“He had a terrible knee,” says Dr. Konrath. “It was in varus. It was swollen. I gave him a cortisone shot and some anti-inflammatories. I treated several people while I was there. You simply do what you can with what you have.

“I think the qualities that make a good surgeon also make a good climber,” he continues. “Climbers joke that climbing is 70 percent mental and 40 percent physical. A good orthopaedic surgeon is aggressive, but smart. You can’t be tentative, but you also have to be cautious; you have to be intelligent. You have to find a balance, just as in climbing.”

Peter Pollack is a staff writer for AAOS Now. He can be reached at ppollack@aaos.org

Height anxiety
Although Dr. Konrath finds mountain climbing exhilarating, heights don’t have the same effect on Richard A. Brown, MD, who submitted the following story:

“For most men, the prospect of spending 16 consecutive hours with four very attractive, energetic, physically fit, engaging women would be nirvana. I was ridden with anxiety. The difficulty was my fear of heights—I was part of a group that would be climbing Mt. Whitney, the tallest peak in the lower 48.

“I grilled everyone possible about the exact details of the Whitney trail. They said it was like a highway. I chose to discount the fact that most of these people think nothing of running or cycling 200 miles before each work day and that they eat mortals like me for lunch.

“The path to Whitney’s summit is eternally and inexorably up. And it is not a highway. Long before I had the opportunity to get scared, I was exhausted. We hit the famous 97 switchbacks and I had my first moment of dread. The transition from the switchbacks to the final ascent involves a short section with drops on both sides. I sat down and decided that I had reached my endpoint.

“A 26-year-old French woman in our group promised to guide me through. With her help, I negotiated the bridge and moved on. About 90 minutes later, we made the summit. I still refused to go anywhere near the edge, but it was nice to be up there.

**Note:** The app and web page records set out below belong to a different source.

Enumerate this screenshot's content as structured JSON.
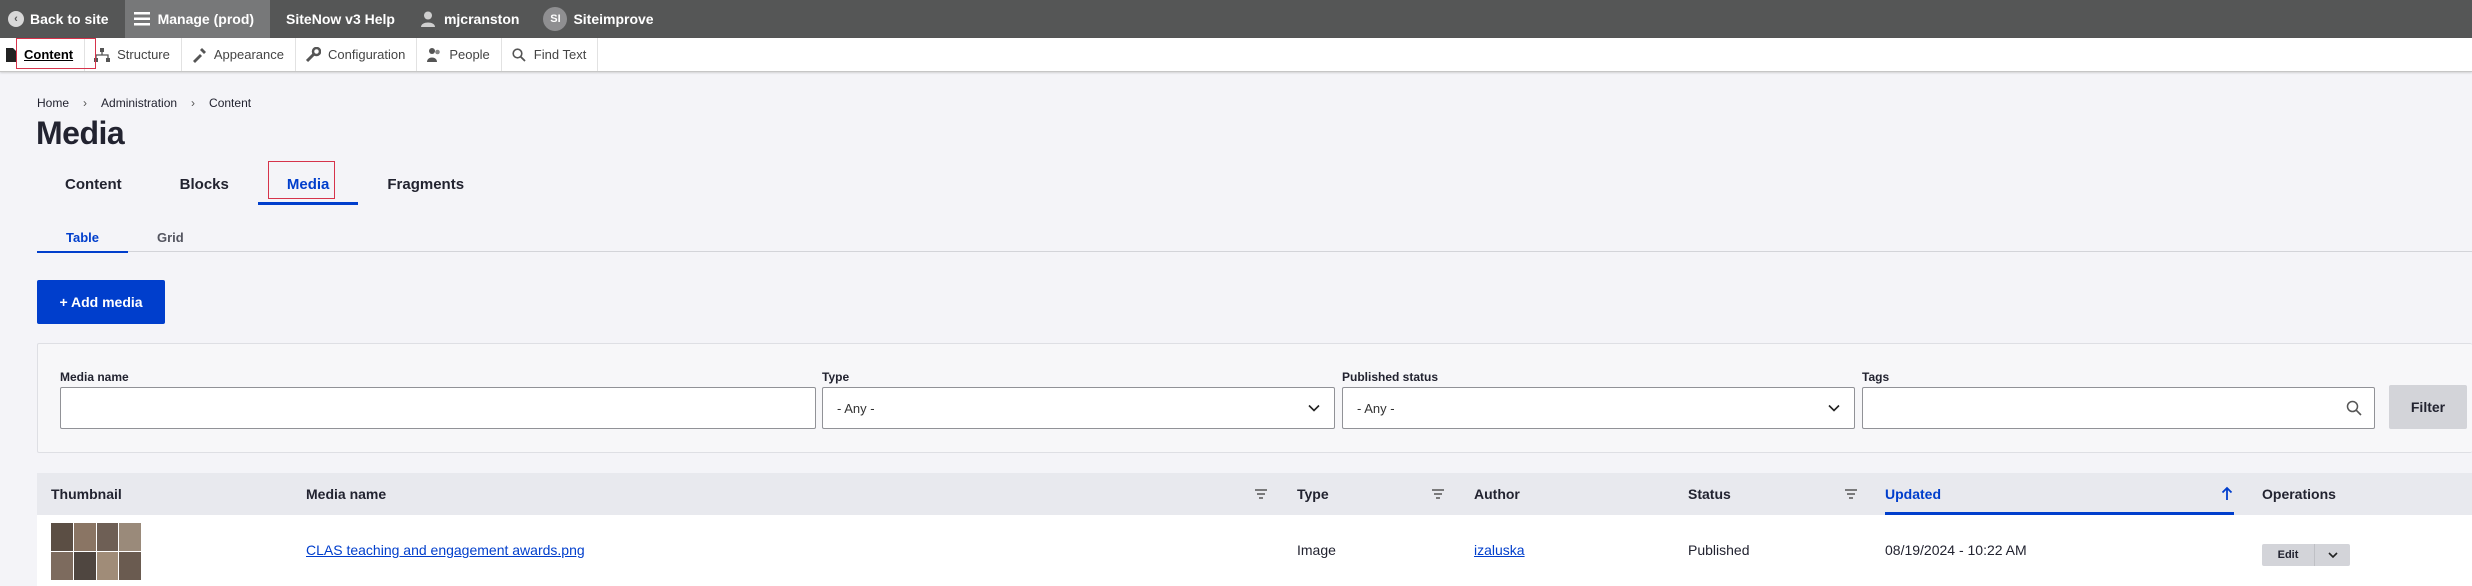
{
  "toolbar": {
    "back": "Back to site",
    "manage": "Manage (prod)",
    "help": "SiteNow v3 Help",
    "user": "mjcranston",
    "siteimprove_badge": "SI",
    "siteimprove": "Siteimprove"
  },
  "tray": {
    "items": [
      "Content",
      "Structure",
      "Appearance",
      "Configuration",
      "People",
      "Find Text"
    ]
  },
  "breadcrumb": [
    "Home",
    "Administration",
    "Content"
  ],
  "page_title": "Media",
  "primary_tabs": [
    "Content",
    "Blocks",
    "Media",
    "Fragments"
  ],
  "primary_tab_active": "Media",
  "secondary_tabs": [
    "Table",
    "Grid"
  ],
  "secondary_tab_active": "Table",
  "add_media": "+ Add media",
  "filters": {
    "media_name_label": "Media name",
    "media_name_value": "",
    "type_label": "Type",
    "type_value": "- Any -",
    "status_label": "Published status",
    "status_value": "- Any -",
    "tags_label": "Tags",
    "tags_value": "",
    "filter_button": "Filter"
  },
  "table": {
    "headers": [
      "Thumbnail",
      "Media name",
      "Type",
      "Author",
      "Status",
      "Updated",
      "Operations"
    ],
    "sorted_column": "Updated",
    "rows": [
      {
        "media_name": "CLAS teaching and engagement awards.png",
        "type": "Image",
        "author": "izaluska",
        "status": "Published",
        "updated": "08/19/2024 - 10:22 AM",
        "operation": "Edit"
      }
    ]
  },
  "colors": {
    "accent": "#003ecc",
    "toolbar": "#555656",
    "highlight": "#d6334b"
  }
}
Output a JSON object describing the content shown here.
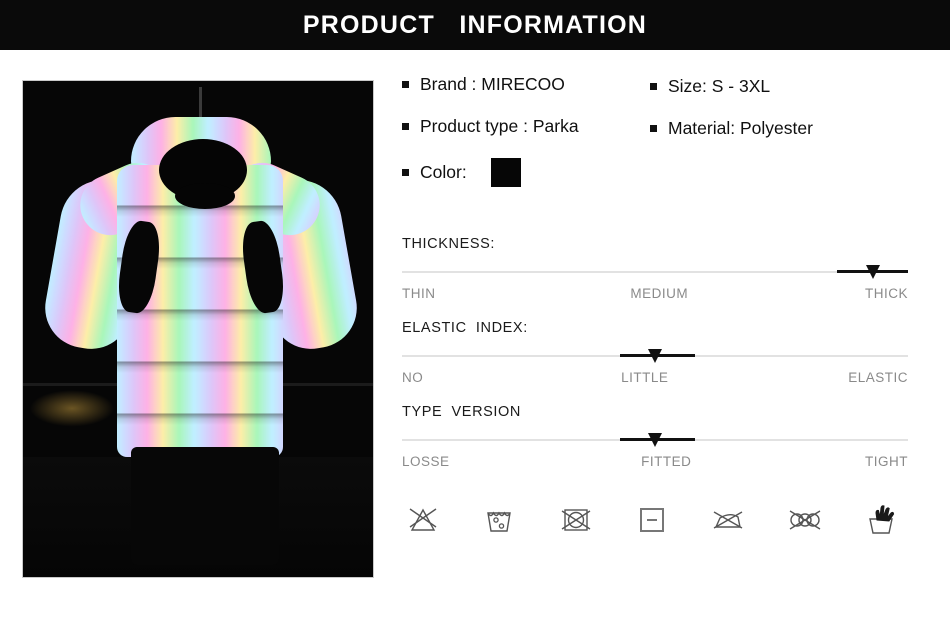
{
  "header": {
    "title": "PRODUCT   INFORMATION"
  },
  "product_image": {
    "alt": "reflective-holographic-puffer-jacket"
  },
  "specs": {
    "left": [
      {
        "label": "Brand : MIRECOO"
      },
      {
        "label": "Product type : Parka"
      },
      {
        "label": "Color:"
      }
    ],
    "right": [
      {
        "label": "Size: S - 3XL"
      },
      {
        "label": "Material: Polyester"
      }
    ],
    "color_swatch": "#060606"
  },
  "sliders": [
    {
      "title": "THICKNESS:",
      "labels": [
        "THIN",
        "MEDIUM",
        "THICK"
      ],
      "marker_percent": 93,
      "fill_start_percent": 86,
      "fill_end_percent": 100,
      "selected": "THICK"
    },
    {
      "title": "ELASTIC  INDEX:",
      "labels": [
        "NO",
        "LITTLE",
        "ELASTIC"
      ],
      "marker_percent": 50,
      "fill_start_percent": 43,
      "fill_end_percent": 58,
      "selected": "LITTLE"
    },
    {
      "title": "TYPE  VERSION",
      "labels": [
        "LOSSE",
        "FITTED",
        "TIGHT"
      ],
      "marker_percent": 50,
      "fill_start_percent": 43,
      "fill_end_percent": 58,
      "selected": "FITTED"
    }
  ],
  "care_symbols": [
    {
      "name": "do-not-bleach-icon",
      "title": "Do not bleach"
    },
    {
      "name": "machine-wash-icon",
      "title": "Machine wash"
    },
    {
      "name": "do-not-tumble-dry-icon",
      "title": "Do not tumble dry"
    },
    {
      "name": "dry-flat-icon",
      "title": "Dry flat"
    },
    {
      "name": "do-not-iron-icon",
      "title": "Do not iron"
    },
    {
      "name": "do-not-dry-clean-icon",
      "title": "Do not dry clean"
    },
    {
      "name": "hand-wash-icon",
      "title": "Hand wash"
    }
  ],
  "colors": {
    "header_bg": "#0a0a0a",
    "header_text": "#ffffff",
    "text": "#101010",
    "muted_text": "#8a8a8a",
    "track": "#e2e2e2",
    "marker": "#111111"
  }
}
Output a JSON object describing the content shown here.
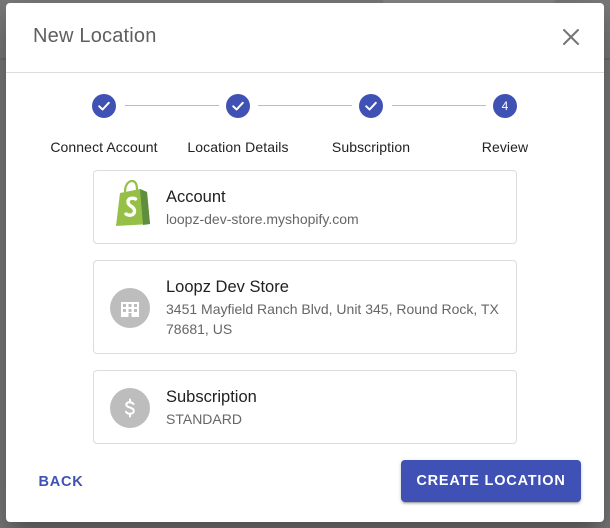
{
  "dialog": {
    "title": "New Location"
  },
  "stepper": {
    "steps": [
      {
        "label": "Connect Account",
        "state": "completed"
      },
      {
        "label": "Location Details",
        "state": "completed"
      },
      {
        "label": "Subscription",
        "state": "completed"
      },
      {
        "label": "Review",
        "state": "active",
        "number": "4"
      }
    ]
  },
  "cards": {
    "account": {
      "title": "Account",
      "subtitle": "loopz-dev-store.myshopify.com",
      "icon": "shopify-logo"
    },
    "location": {
      "title": "Loopz Dev Store",
      "address_line1": "3451 Mayfield Ranch Blvd, Unit 345, Round Rock, TX",
      "address_line2": "78681, US",
      "icon": "building-icon"
    },
    "subscription": {
      "title": "Subscription",
      "subtitle": "STANDARD",
      "icon": "dollar-icon"
    }
  },
  "actions": {
    "back_label": "BACK",
    "create_label": "CREATE LOCATION"
  },
  "colors": {
    "primary": "#3f51b5",
    "shopify_green": "#95bf47",
    "avatar_grey": "#bdbdbd"
  }
}
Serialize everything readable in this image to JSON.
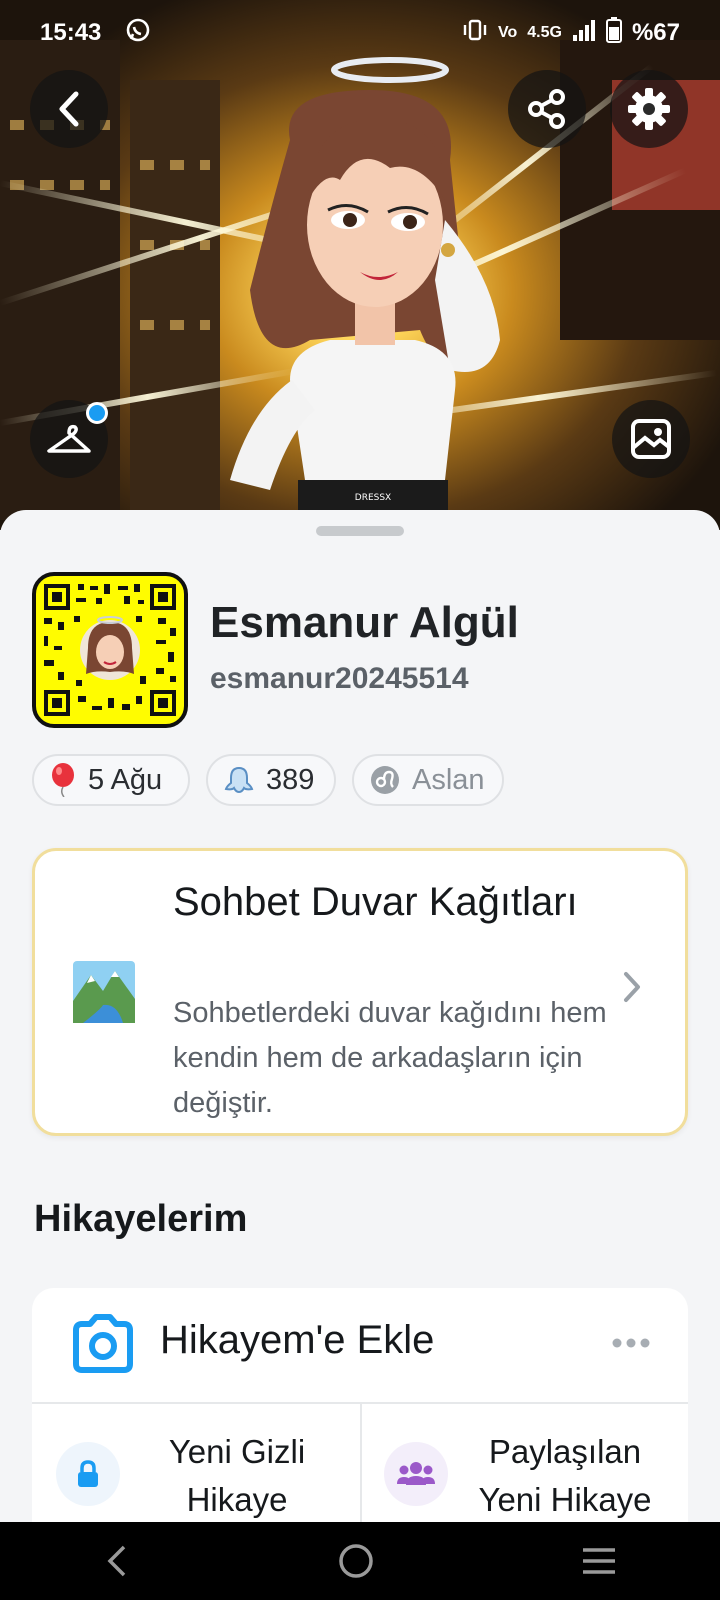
{
  "status_bar": {
    "time": "15:43",
    "network": "4.5G",
    "battery": "%67"
  },
  "profile": {
    "name": "Esmanur Algül",
    "username": "esmanur20245514"
  },
  "pills": [
    {
      "icon": "balloon-icon",
      "label": "5 Ağu"
    },
    {
      "icon": "ghost-icon",
      "label": "389"
    },
    {
      "icon": "leo-zodiac-icon",
      "label": "Aslan"
    }
  ],
  "wallpaper_card": {
    "title": "Sohbet Duvar Kağıtları",
    "description": "Sohbetlerdeki duvar kağıdını hem kendin hem de arkadaşların için değiştir."
  },
  "stories": {
    "section_title": "Hikayelerim",
    "add_label": "Hikayem'e Ekle",
    "private_story_label": "Yeni Gizli Hikaye",
    "shared_story_label": "Paylaşılan Yeni Hikaye"
  },
  "colors": {
    "brand_yellow": "#fffc00",
    "accent_blue": "#1a9cf2",
    "shared_purple": "#9b59c9"
  }
}
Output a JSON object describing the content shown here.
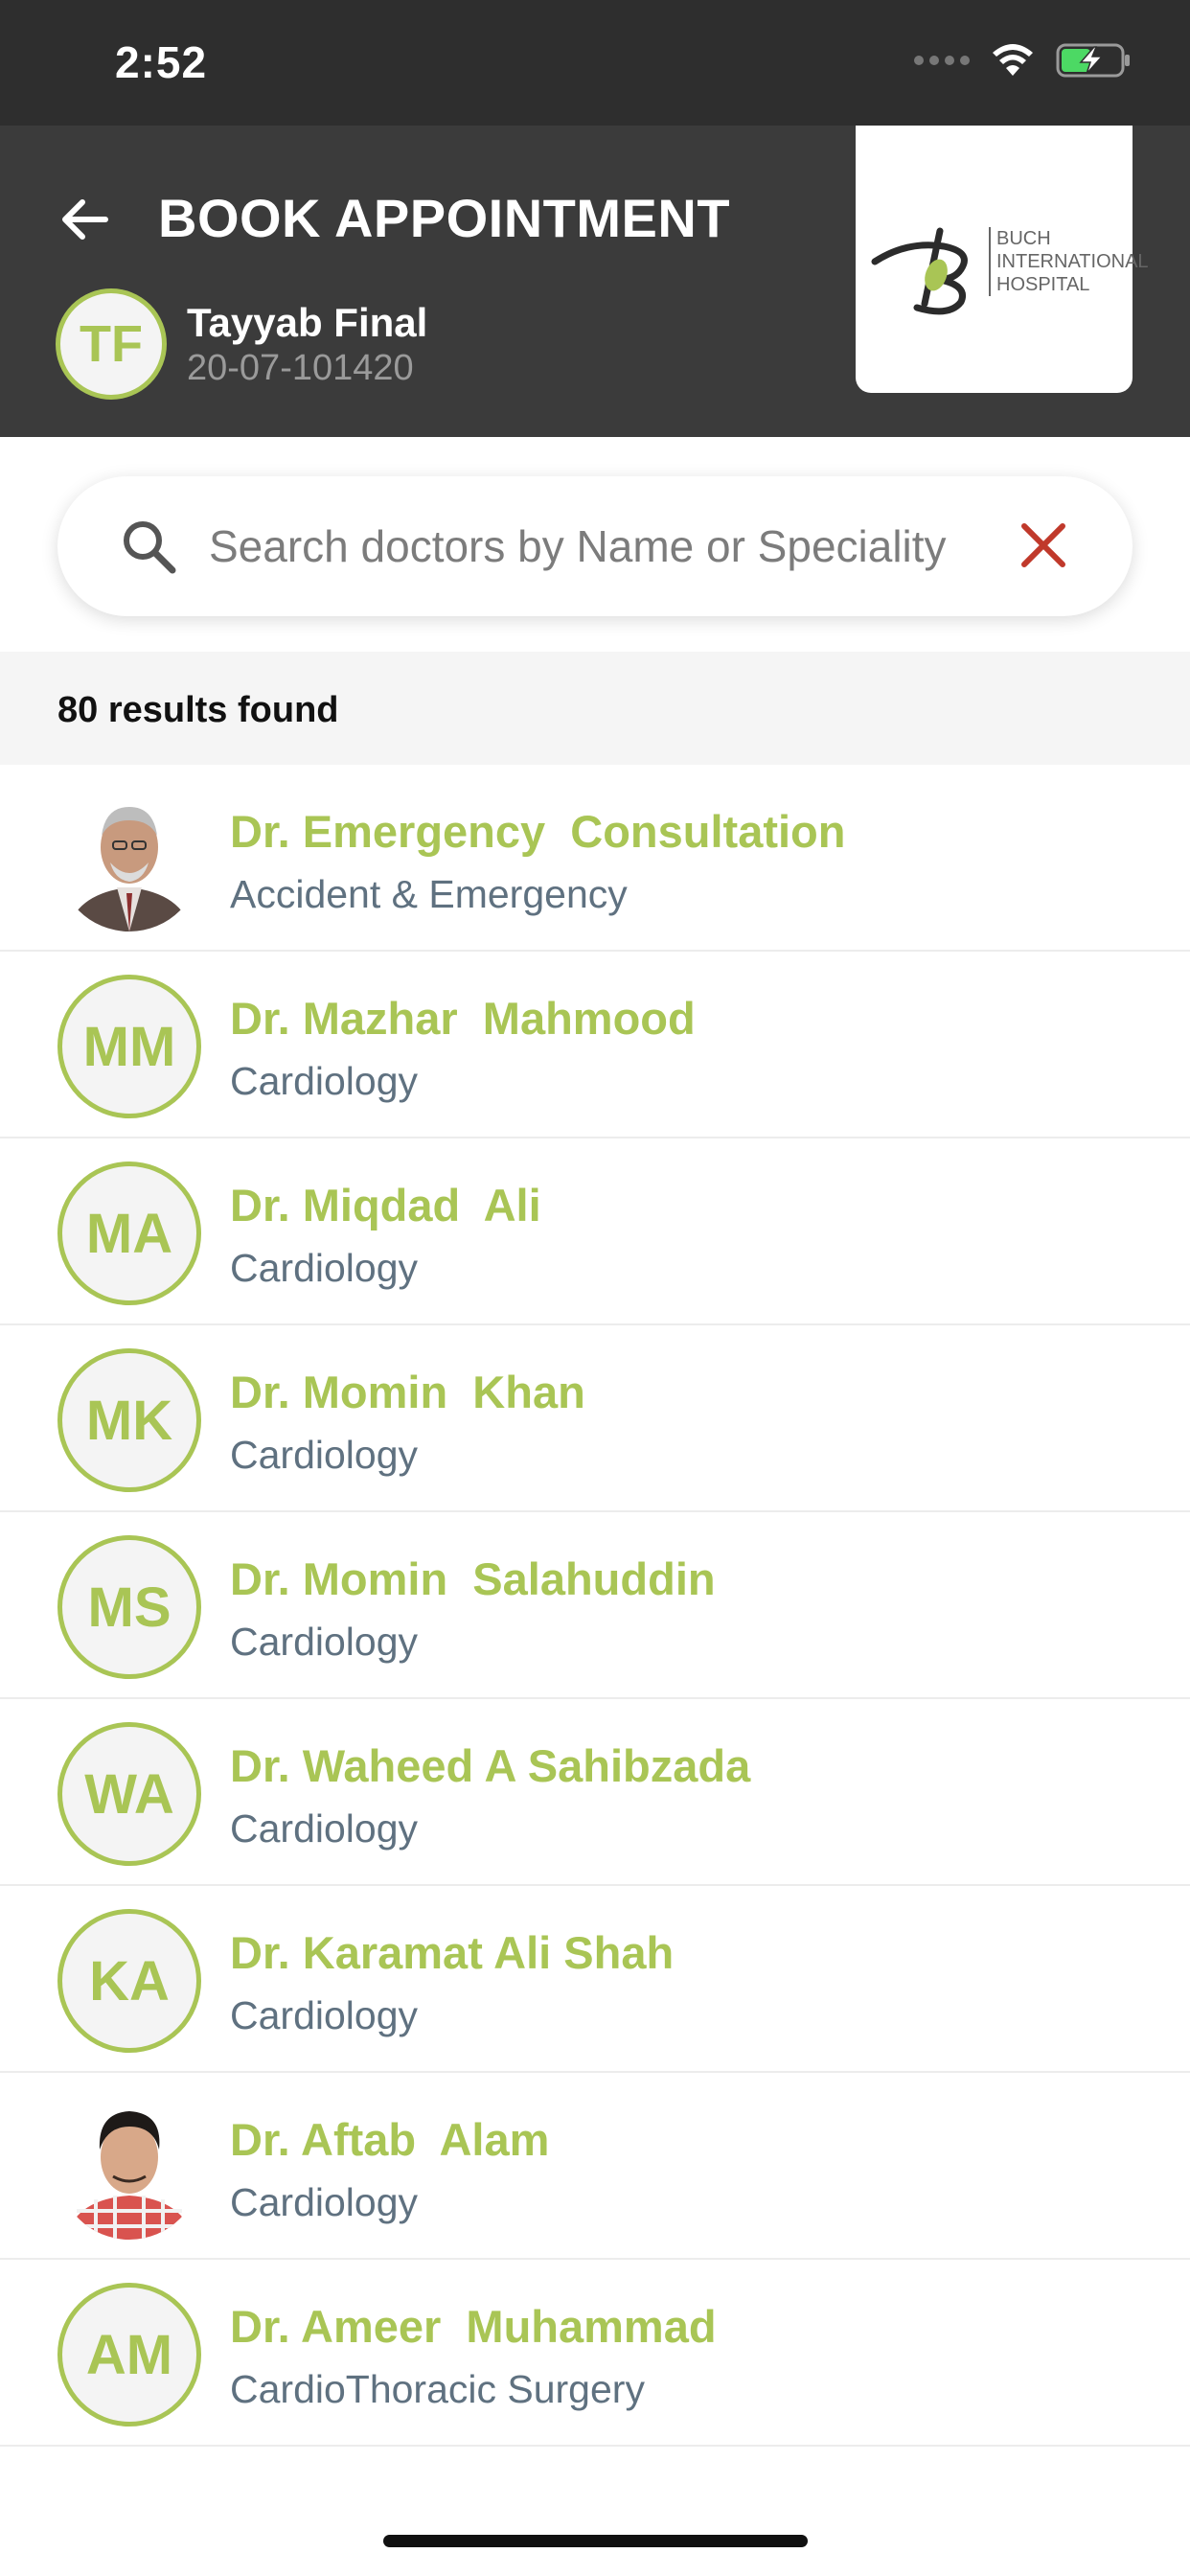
{
  "status_bar": {
    "time": "2:52"
  },
  "header": {
    "title": "BOOK APPOINTMENT",
    "patient": {
      "initials": "TF",
      "name": "Tayyab Final",
      "id": "20-07-101420"
    },
    "logo": {
      "line1": "BUCH",
      "line2": "INTERNATIONAL",
      "line3": "HOSPITAL"
    }
  },
  "search": {
    "placeholder": "Search doctors by Name or Speciality",
    "value": ""
  },
  "results": {
    "count_text": "80 results found"
  },
  "doctors": [
    {
      "initials": "",
      "has_photo": true,
      "name": "Dr. Emergency  Consultation",
      "speciality": "Accident & Emergency"
    },
    {
      "initials": "MM",
      "has_photo": false,
      "name": "Dr. Mazhar  Mahmood",
      "speciality": "Cardiology"
    },
    {
      "initials": "MA",
      "has_photo": false,
      "name": "Dr. Miqdad  Ali",
      "speciality": "Cardiology"
    },
    {
      "initials": "MK",
      "has_photo": false,
      "name": "Dr. Momin  Khan",
      "speciality": "Cardiology"
    },
    {
      "initials": "MS",
      "has_photo": false,
      "name": "Dr. Momin  Salahuddin",
      "speciality": "Cardiology"
    },
    {
      "initials": "WA",
      "has_photo": false,
      "name": "Dr. Waheed A Sahibzada",
      "speciality": "Cardiology"
    },
    {
      "initials": "KA",
      "has_photo": false,
      "name": "Dr. Karamat Ali Shah",
      "speciality": "Cardiology"
    },
    {
      "initials": "",
      "has_photo": true,
      "name": "Dr. Aftab  Alam",
      "speciality": "Cardiology"
    },
    {
      "initials": "AM",
      "has_photo": false,
      "name": "Dr. Ameer  Muhammad",
      "speciality": "CardioThoracic Surgery"
    }
  ],
  "colors": {
    "accent": "#a9c555",
    "header_bg": "#3b3b3b",
    "status_bg": "#2e2e2e",
    "clear_icon": "#c0392b",
    "speciality_text": "#5f7180"
  },
  "icons": {
    "back": "arrow-left-icon",
    "search": "search-icon",
    "clear": "close-icon",
    "wifi": "wifi-icon",
    "battery": "battery-charging-icon"
  }
}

“Flush with confidence, I started back down. Then it started to rain, then hail, then thunder, then lightening—problems that really will kill you on an exposed mountain. Some­how this didn’t bother me. I was already beginning to focus on the perils of the drive back. We made it back safely and I can absolutely say that I am a better (or at least different) person, having slain this dragon. I even suggested to my wife that we tackle Mt. Rainier next year.”